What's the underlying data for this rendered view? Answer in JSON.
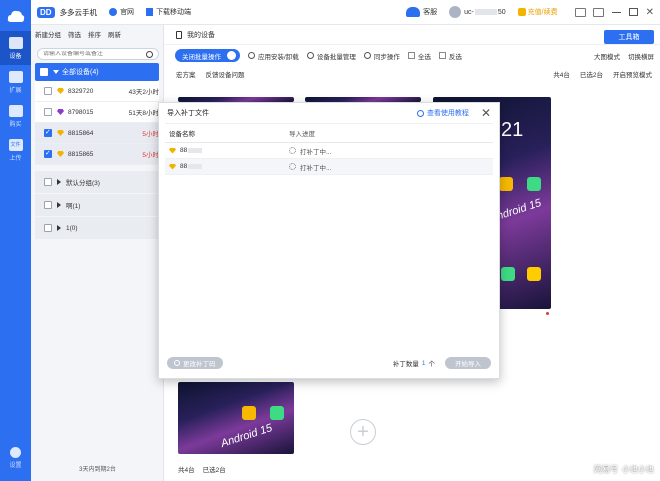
{
  "app": {
    "logo": "DD",
    "name": "多多云手机"
  },
  "topbar": {
    "links": [
      "官网",
      "下载移动端"
    ],
    "service": "客服",
    "user_prefix": "uc-",
    "user_suffix": "50",
    "vip": "充值/续费"
  },
  "rail": {
    "items": [
      {
        "label": "设备",
        "icon": "cloud-device-icon"
      },
      {
        "label": "扩展",
        "icon": "apps-grid-icon"
      },
      {
        "label": "购买",
        "icon": "cart-icon"
      },
      {
        "label": "上传",
        "icon": "upload-file-icon"
      }
    ],
    "file_label": "文件",
    "settings": "设置"
  },
  "sidebar": {
    "tools": [
      "新建分组",
      "筛选",
      "排序",
      "刷新"
    ],
    "search_placeholder": "请输入设备编号或备注",
    "all_devices": "全部设备(4)",
    "devices": [
      {
        "id": "8329720",
        "time": "43天2小时",
        "red": false,
        "checked": false,
        "gem": "#f2b400"
      },
      {
        "id": "8798015",
        "time": "51天8小时",
        "red": false,
        "checked": false,
        "gem": "#8b3bd1"
      },
      {
        "id": "8815864",
        "time": "5小时",
        "red": true,
        "checked": true,
        "gem": "#f2b400"
      },
      {
        "id": "8815865",
        "time": "5小时",
        "red": true,
        "checked": true,
        "gem": "#f2b400"
      }
    ],
    "groups": [
      "默认分组(3)",
      "啊(1)",
      "1(0)"
    ],
    "expiry_prefix": "3天内到期",
    "expiry_count": "2",
    "expiry_unit": "台"
  },
  "main": {
    "my_devices": "我的设备",
    "toolbox": "工具箱",
    "batch_toggle": "关闭批量操作",
    "actions": [
      "应用安装/卸载",
      "设备批量管理",
      "同步操作",
      "全选",
      "反选"
    ],
    "view_mode": "大图模式",
    "switch_screen": "切换横屏",
    "secondary": [
      "宏方案",
      "反馈设备问题"
    ],
    "total": "共4台",
    "selected": "已选2台",
    "preview": "开启预览模式",
    "card_clock": "21",
    "card_android": "Android 15",
    "bottom_total": "共4台",
    "bottom_selected": "已选2台"
  },
  "modal": {
    "title": "导入补丁文件",
    "help": "查看使用教程",
    "col_name": "设备名称",
    "col_progress": "导入进度",
    "rows": [
      {
        "prefix": "88",
        "progress": "打补丁中..."
      },
      {
        "prefix": "88",
        "progress": "打补丁中..."
      }
    ],
    "change_btn": "更改补丁码",
    "count_label": "补丁数量",
    "count": "1",
    "count_unit": "个",
    "start_btn": "开始导入"
  },
  "watermark": [
    "网易号",
    "小也小也"
  ]
}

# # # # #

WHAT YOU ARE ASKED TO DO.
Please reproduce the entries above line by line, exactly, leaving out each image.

TASK OUTPUT.
What's the underlying data for this rendered view? Answer in JSON.
{
  "app": {
    "logo": "DD",
    "name": "多多云手机"
  },
  "topbar": {
    "links": [
      "官网",
      "下载移动端"
    ],
    "service": "客服",
    "user_prefix": "uc-",
    "user_suffix": "50",
    "vip": "充值/续费"
  },
  "rail": {
    "items": [
      {
        "label": "设备",
        "icon": "cloud-device-icon"
      },
      {
        "label": "扩展",
        "icon": "apps-grid-icon"
      },
      {
        "label": "购买",
        "icon": "cart-icon"
      },
      {
        "label": "上传",
        "icon": "upload-file-icon"
      }
    ],
    "file_label": "文件",
    "settings": "设置"
  },
  "sidebar": {
    "tools": [
      "新建分组",
      "筛选",
      "排序",
      "刷新"
    ],
    "search_placeholder": "请输入设备编号或备注",
    "all_devices": "全部设备(4)",
    "devices": [
      {
        "id": "8329720",
        "time": "43天2小时",
        "red": false,
        "checked": false,
        "gem": "#f2b400"
      },
      {
        "id": "8798015",
        "time": "51天8小时",
        "red": false,
        "checked": false,
        "gem": "#8b3bd1"
      },
      {
        "id": "8815864",
        "time": "5小时",
        "red": true,
        "checked": true,
        "gem": "#f2b400"
      },
      {
        "id": "8815865",
        "time": "5小时",
        "red": true,
        "checked": true,
        "gem": "#f2b400"
      }
    ],
    "groups": [
      "默认分组(3)",
      "啊(1)",
      "1(0)"
    ],
    "expiry_prefix": "3天内到期",
    "expiry_count": "2",
    "expiry_unit": "台"
  },
  "main": {
    "my_devices": "我的设备",
    "toolbox": "工具箱",
    "batch_toggle": "关闭批量操作",
    "actions": [
      "应用安装/卸载",
      "设备批量管理",
      "同步操作",
      "全选",
      "反选"
    ],
    "view_mode": "大图模式",
    "switch_screen": "切换横屏",
    "secondary": [
      "宏方案",
      "反馈设备问题"
    ],
    "total": "共4台",
    "selected": "已选2台",
    "preview": "开启预览模式",
    "card_clock": "21",
    "card_android": "Android 15",
    "bottom_total": "共4台",
    "bottom_selected": "已选2台"
  },
  "modal": {
    "title": "导入补丁文件",
    "help": "查看使用教程",
    "col_name": "设备名称",
    "col_progress": "导入进度",
    "rows": [
      {
        "prefix": "88",
        "progress": "打补丁中..."
      },
      {
        "prefix": "88",
        "progress": "打补丁中..."
      }
    ],
    "change_btn": "更改补丁码",
    "count_label": "补丁数量",
    "count": "1",
    "count_unit": "个",
    "start_btn": "开始导入"
  },
  "watermark": [
    "网易号",
    "小也小也"
  ]
}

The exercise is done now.